Driving out to Shrine Mont and back this weekend, we listened mostly to a CD of Schoolhouse Rock tunes. The result is that I've had several of them running through my head ever since. Because I'm such a generous guy, I'll pass along one of them to you:

Show of hands, please, for all of you who actually used these ditties to remember your grammar rules. (I certainly did.)

UPDATE: Oh, and for those of you wondering, we had a very nice time at Shrine Mont as we always do, and yes, Steve-O, I refrained from abusing Peter Lee's hospitality. And for the Catholic lurkers out there, I would note that Fr. Richardson at Our Lady of the Shenandoah just up the road served up one meeeaaan homily on "Not every one that saith unto me, Lord, Lord, shall enter into the kingdom of heaven," a passage from the Gospel that has always given me the absolute willies.

Posted by Robert at 08:49 AM | Comments (4) | TrackBack

Breaking News

Well, we had a little drama around Orgle Manor on Friday afternoon: The eldest Llama-ette, slipping and falling on the sports court at St. Marie of the Blessed Educational Method, managed to fracture her wrist and had to be whisked off to the emergency room.

"But, Tom," regular readers are no doubt saying to yourselves, "Didn't she do that already a few months ago?"

No, that was her next youngest sister. Who of course became the latest expert on such medical matters when the eldest came home encasted. I've broken up many squabbles among the Llama-ettes, but this is the first time I've ever had to stop a spat over comparative wrist injuries.

The eldest is off to the orthopedist today to have a closer look taken at her wrist. Apparently, the fracture is quite small, but the E.R. folks thought it wise to put a cast on it to keep it from getting aggrivated by another shock.

I had expected the gel to play the martyr.
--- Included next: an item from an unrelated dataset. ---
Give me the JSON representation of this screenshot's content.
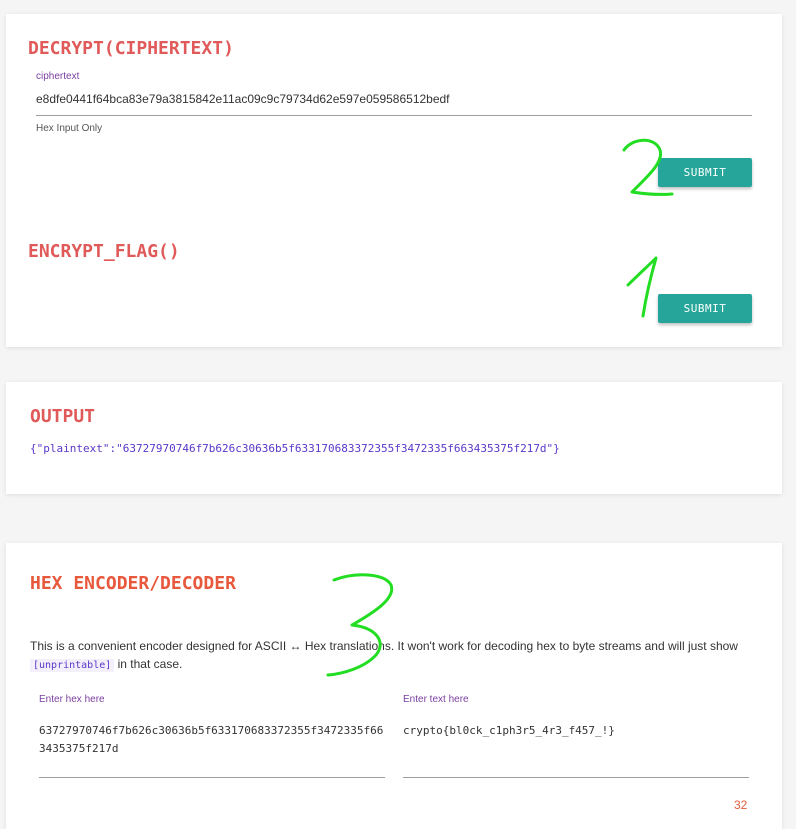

However, after it was explained to her that her cast would certainly prevent her from going to diving practice for a couple weeks and would probably keep her out of the pool altogether for a while, she suddenly displayed the fortitude of that Roman who held his own hand in the fire in front of Lars Porsena just to show him a thing or two. In fact, she was downright indignant in her insistence this morning that nothing is wrong and that she doesn't need a cast anymore.

UPDATE: Good news. The doc was able to fit out the gel with a waterproof cast. Not only that, but she made it to diving practice this afternoon and was able to tough it out.

Posted by Robert at 08:27 AM | Comments (4) | TrackBack

June 01, 2008

LMC blog quality control note

For some reason, the comment sections of several recent posts have been loaded with gibberish which includes links and all sorts of references to strange, unnatural, and often anatomically impossible things--forcing yours truly to clear out comments with a blowtorch. Just my luck, I am minding the store and rifling through the LLama fridge while Robbo is away, Gary is doing something productive, Steve-O is observing light blogging rules, and some nuts decide they are going to boost our traffic with porn references.

Posted by LMC at 05:11 PM | Comments (4) | TrackBack
Powered by
Movable Type 2.64

design by blogstyles.